Dipartimento di Scienze della Vita e dell'Ambiente - Guida degli insegnamenti (Syllabus)
A basic knowledge of genetics, zoology and ecology is required.
The course takes place during the second semester of the first year (Second Level degree in Marine biology).
The aim of the course is to depict a general view about evolution in the light of the outcome of the molecular biology and of developmental genetics, but without disregarding morphological and paleontological evidence. The importance of speciation processes and macroevolutionary trends is stressed, with examples from evolution of vertebrates adapted to marine environment.
Ability to apply the knowledge:
At the end of the course, graduates will be able i) to recognize and correctly classify the most representative species of the major taxonomic groups of marine vertebrates (agnathans, cartilaginous and bony fishes, reptiles, birds and mammals), ii) to explain the different adaptive specializations of vertebrate to marine environment; iii) apply the principles of conservation genetics to the management of species of marine vertebrates subject to commercial exploitation (fishery).
At the end of the course, students should know how biological processes like mutation, selection, migration and genetic drift are able to produce the evolutionary change. They shall also know the basic molecular methods (DNA extraction, amplification by PCR, genotyping) to monitor the genetic polymorphism of natural populations of marine vertebrates.
Contents (frontal lessons, 5 CFU, 40 hours):
The coming of the modern evolutionary thought. Darwin and the natural selection; the Neo-Darwinism and the “new synthesis”; phyletic gradualism vs punctuated equilibria; the neutral theory of molecular evolution.
Classification and evolution. Definitions and examples of taxonomic characters (morphological vs molecular; general vs special adaptations); taxonomic schools (numerical taxonomy, cladistics and evolutionary taxonomy); software for phylogenetic reconstruction.
Microevolution. The Hardy-Weinberg principle; gene flow and drift; species concepts; geographic variation and speciation; speciation in marine environment; stock concepts and fishery management; principles of conservation genetics.
Macroevolution. Homeotic genes and body plan organization; the origin of the high order taxa; evolutionary trends and mass extinction. Bony fishes as an example of primary radiation in aquatic environment: origin and evolution; biological and ecological traits of marine species. Marine reptiles (turtles) and Mammals (sirenians, pinnipeds and cetaceans) as examples of recolonization of aquatic environment from terrestrial ancestors: origin and evolution; biological and ecological traits of extant species and conservation problems.

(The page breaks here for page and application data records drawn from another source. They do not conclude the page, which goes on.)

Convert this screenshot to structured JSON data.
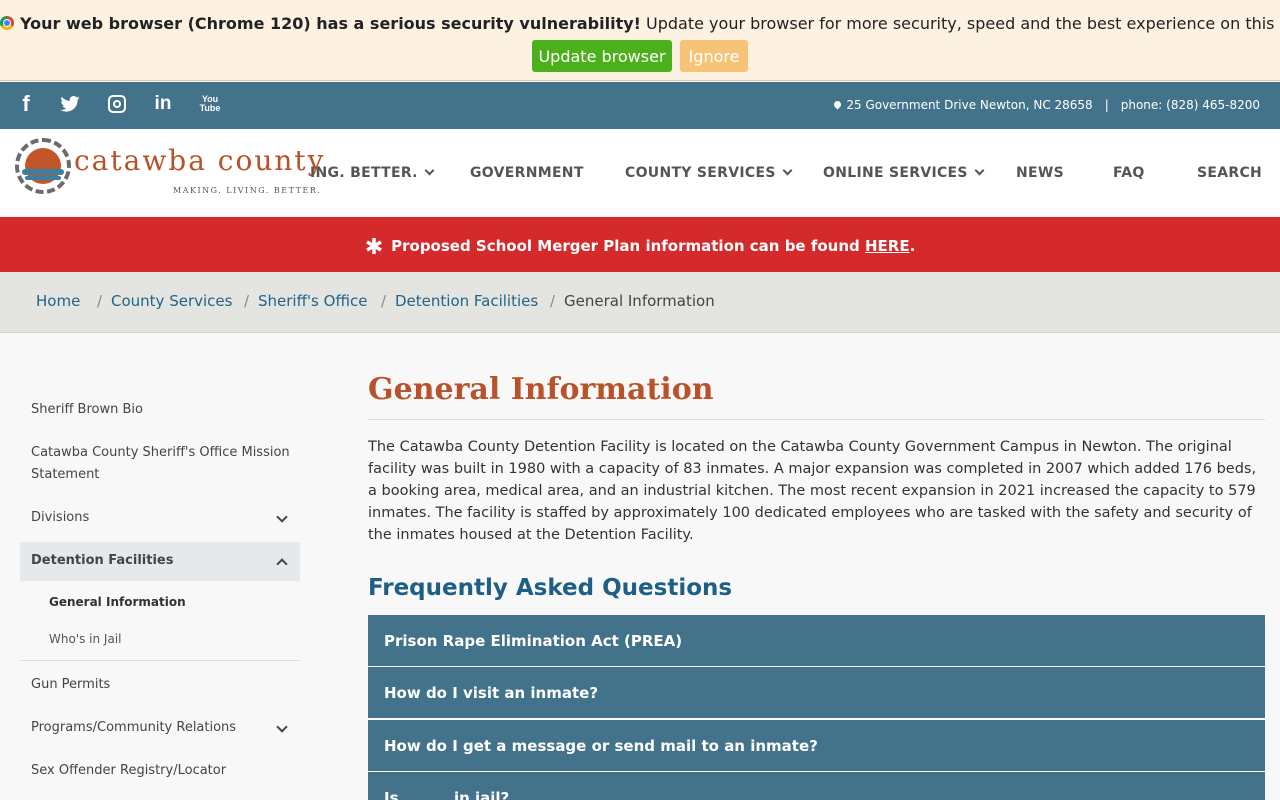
{
  "warning": {
    "bold_text": "Your web browser (Chrome 120) has a serious security vulnerability!",
    "text": " Update your browser for more security, speed and the best experience on this site.",
    "update_label": "Update browser",
    "ignore_label": "Ignore"
  },
  "topbar": {
    "address": "25 Government Drive Newton, NC 28658",
    "separator": "|",
    "phone": "phone: (828) 465-8200",
    "social": {
      "facebook": "f",
      "linkedin": "in",
      "youtube_top": "You",
      "youtube_bottom": "Tube"
    }
  },
  "header": {
    "logo_name": "catawba county",
    "logo_tagline": "MAKING. LIVING. BETTER.",
    "nav": [
      {
        "label": "ING. BETTER."
      },
      {
        "label": "GOVERNMENT"
      },
      {
        "label": "COUNTY SERVICES"
      },
      {
        "label": "ONLINE SERVICES"
      },
      {
        "label": "NEWS"
      },
      {
        "label": "FAQ"
      },
      {
        "label": "SEARCH"
      }
    ]
  },
  "alert": {
    "icon": "✱",
    "text": "Proposed School Merger Plan information can be found ",
    "link": "HERE",
    "end": "."
  },
  "breadcrumb": {
    "items": [
      "Home",
      "County Services",
      "Sheriff's Office",
      "Detention Facilities",
      "General Information"
    ],
    "separator": "/"
  },
  "sidebar": {
    "items": [
      {
        "label": "Sheriff Brown Bio"
      },
      {
        "label": "Catawba County Sheriff's Office Mission Statement"
      },
      {
        "label": "Divisions"
      },
      {
        "label": "Detention Facilities"
      },
      {
        "label": "Gun Permits"
      },
      {
        "label": "Programs/Community Relations"
      },
      {
        "label": "Sex Offender Registry/Locator"
      }
    ],
    "sub_items": [
      {
        "label": "General Information"
      },
      {
        "label": "Who's in Jail"
      }
    ]
  },
  "main": {
    "title": "General Information",
    "intro": "The Catawba County Detention Facility is located on the Catawba County Government Campus in Newton. The original facility was built in 1980 with a capacity of 83 inmates. A major expansion was completed in 2007 which added 176 beds, a booking area, medical area, and an industrial kitchen. The most recent expansion in 2021 increased the capacity to 579 inmates. The facility is staffed by approximately 100 dedicated employees who are tasked with the safety and security of the inmates housed at the Detention Facility.",
    "faq_title": "Frequently Asked Questions",
    "faq": [
      {
        "question": "Prison Rape Elimination Act (PREA)"
      },
      {
        "question": "How do I visit an inmate?"
      },
      {
        "question": "How do I get a message or send mail to an inmate?"
      },
      {
        "question": "Is ______ in jail?"
      }
    ]
  },
  "colors": {
    "topbar": "#43738a",
    "accent_orange": "#b8522a",
    "alert_red": "#d42a2b",
    "link_blue": "#22638a",
    "update_green": "#4caf1c",
    "ignore_yellow": "#f5c476"
  }
}
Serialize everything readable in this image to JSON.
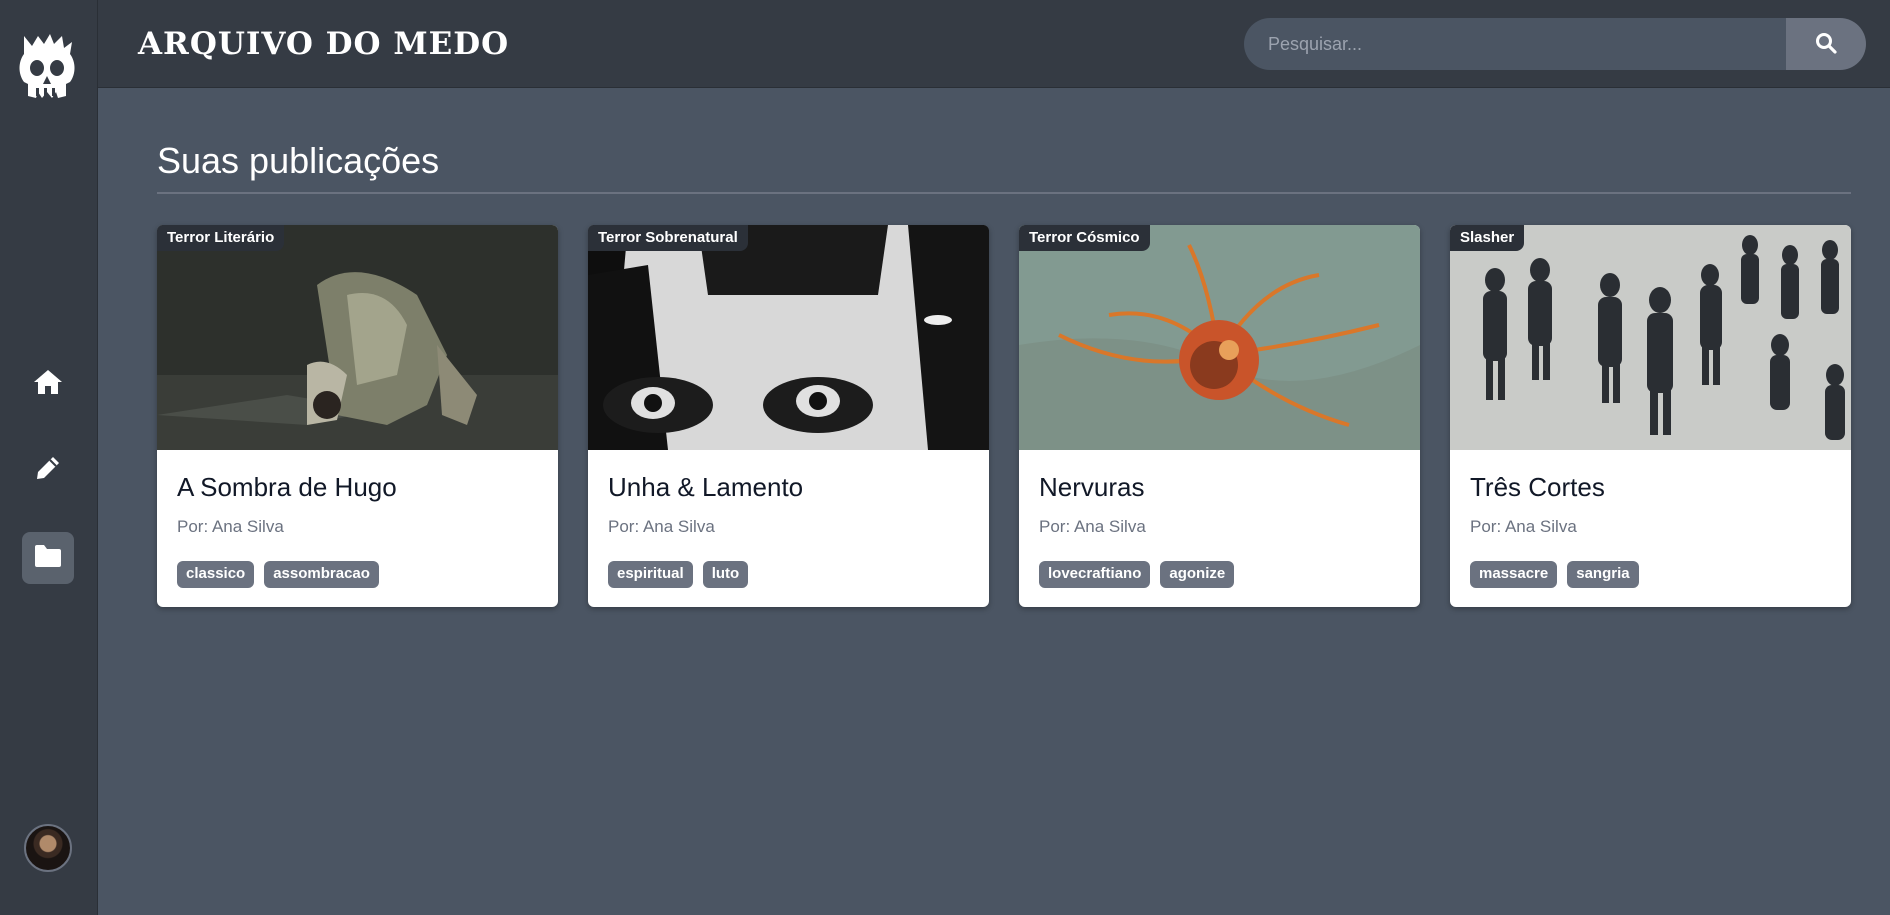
{
  "header": {
    "brand": "ARQUIVO DO MEDO",
    "search_placeholder": "Pesquisar..."
  },
  "sidebar": {
    "items": [
      {
        "icon": "home-icon",
        "active": false
      },
      {
        "icon": "pencil-icon",
        "active": false
      },
      {
        "icon": "folder-icon",
        "active": true
      }
    ]
  },
  "main": {
    "title": "Suas publicações",
    "cards": [
      {
        "genre": "Terror Literário",
        "title": "A Sombra de Hugo",
        "author": "Por: Ana Silva",
        "tags": [
          "classico",
          "assombracao"
        ]
      },
      {
        "genre": "Terror Sobrenatural",
        "title": "Unha & Lamento",
        "author": "Por: Ana Silva",
        "tags": [
          "espiritual",
          "luto"
        ]
      },
      {
        "genre": "Terror Cósmico",
        "title": "Nervuras",
        "author": "Por: Ana Silva",
        "tags": [
          "lovecraftiano",
          "agonize"
        ]
      },
      {
        "genre": "Slasher",
        "title": "Três Cortes",
        "author": "Por: Ana Silva",
        "tags": [
          "massacre",
          "sangria"
        ]
      }
    ]
  },
  "colors": {
    "background": "#4b5563",
    "sidebar": "#353b44",
    "tag": "#6b7280"
  }
}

Lab practice (1 CFU, 8 hours). Methods for the identification of marine vertebrate species. Population genetics analysis (DNA extraction, amplification by PCR, genotyping).
Methods for assessing learning outcomes:
The exam is oral.
Criteria for assessing learning outcomes:
Criteria for evaluating learning will be based on the student's level of competence (acquired knowledge and capacity in exposing the subject).
Criteria for measuring learning outcomes:
The learning measurement criteria will be expressed by a scale of thirty.
Criteria for conferring final mark:
Considering enough the score 18/30, giving praise to students who have distinguished themselves for the sake of clarity and full knowledge for the matter.
Appunti di lezione
Berta A., Sumich J. L., 2006. Marine mammals. Evolutionary biology. Academic Press (second edition).
Freeman S., Herron J. C., 2014. Evolutionary analysis. Fifth edition. Pearson.
Ridley M., 2004. Evoluzione. McGraw Hill.
Futuyma D.J., 2008. L’evoluzione. Zanichelli.
Pough F. H., et al., 2014 Zoologia dei Vertebrati. Pearson.